When I was younger and really was not in touch with who I really am, and I was trying to find ways to fill voids in my heart, I was a lot more shallow and needing of "things". I would have died if you would have told me that one day I would be washing my hair with baking soda! I worked in a few different clothing stores in the mall, and I shopped pretty much daily. If I wasn't buying something, I was putting something on hold for my next payday. But I remember that I wasn't happy. Shopping and acquiring things was just a temporary distraction, much like any addictive type of behavior. All the pain inside was still there. But at the time, I didn't know anyone who was a minimalist, and to be honest, I don't think I even knew what the concept was. When I look back on that time I can't believe what a horrible toxic cycle I was on. My life pretty much consisted of bingeing and purging, shopping, obsessing over every little flaw, and really any self destructive behavior I could engage in.
What first led me to minimalism was I guess necessity. I moved from the east coast to beautiful Seattle, Washington. I knew no one, and I moved there with very little money. So when I got my first apartment, it was furnished on things given to me by customers at my first job. What I remember most about my first apartment in Seattle was how it felt being in this new big city, and I remember the cast of characters I met, and I have so many emotions and the one thing I have never thought about were what things I had. But I know I had the basics and what I learned is that is all you need. I lived in Seattle probably for at least five years before I became a total minimalist. I hung on to the need for lots of clothes for a long time for some reason. Even though along the way I had pretty much stopped buying new clothes, I was buying a lot of clothes I didn't need at thrift stores.
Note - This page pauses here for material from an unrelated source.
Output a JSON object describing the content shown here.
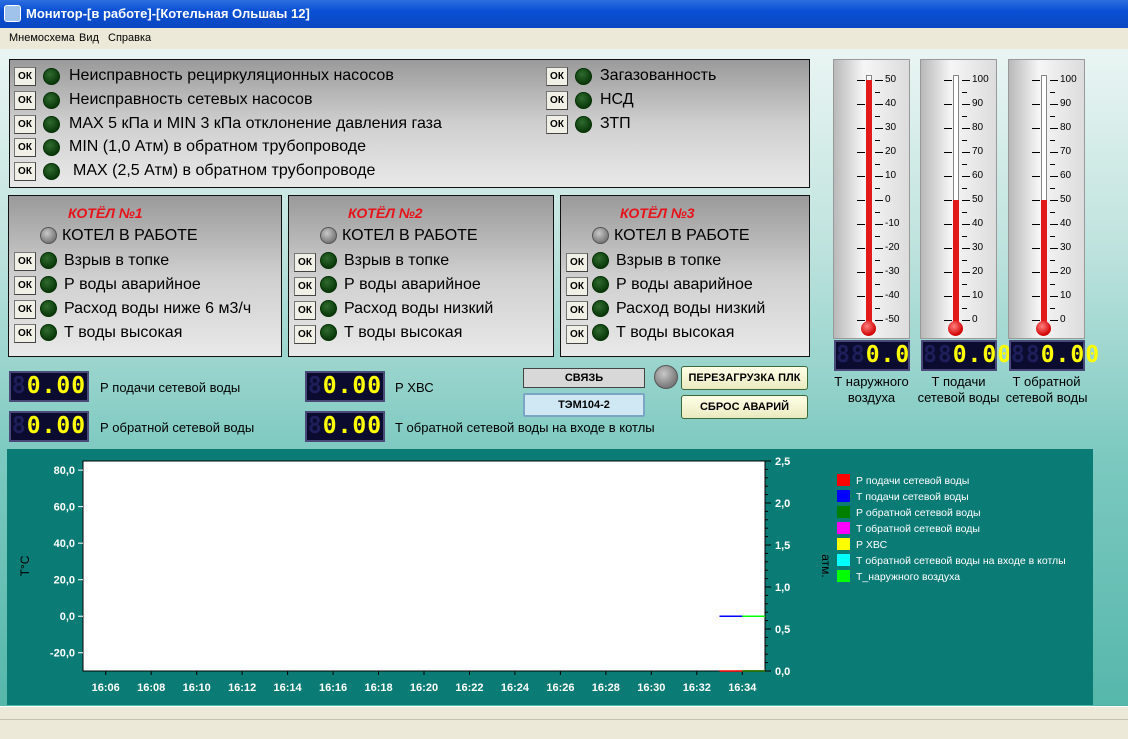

And let me repeat myself, I was not happy. Because the majority of the time I lived in Seattle I was so broke that a lot of the time I couldn't even buy food, things that weren't absolutely necessary just started to become naturally less and less important. I never really made a conscious effort to become a minimalist, it just kind of naturally happened. You can find amazing things in thrift stores, and not to mention I can remember a very groovy orange velvet couch that someone had set out for free! Honestly after some of the things that I have been through in life I'm happy to have food and a roof over my head. Anything else is extra.
People don't always understand minimalism. When I moved into my apartment that I live in now, which is a one bedroom pretty standard size, my mom was less than impressed. I remember she asked me why I didn't want something bigger, and I couldn't figure out how much space she thinks I need! In my opinion I have everything I need, for me, since it is my home, and the two people who have been in my home have kind of seemed horrified at my lack of stuff, and I felt hurt and offended at first because I take pride in my home. But you know what? Who cares what they think. We are out of control in this country with our constant needs and wants. And I am so proud of letting my need of things go. I am so much happier I really mean it. I don't have a lot of money, and I would rather be able to buy organic strawberries and feed my kitties quality food, and be able to feed some stray kitties, I feel more satisfied doing that than trying to fill my life with so much "stuff". I say don't judge the minimalists, because there has to be some kind of balance to the mass overconsumption that the majority of this country partakes in. So high five to all my minimalist friends out there! Have a wonderful blessed day.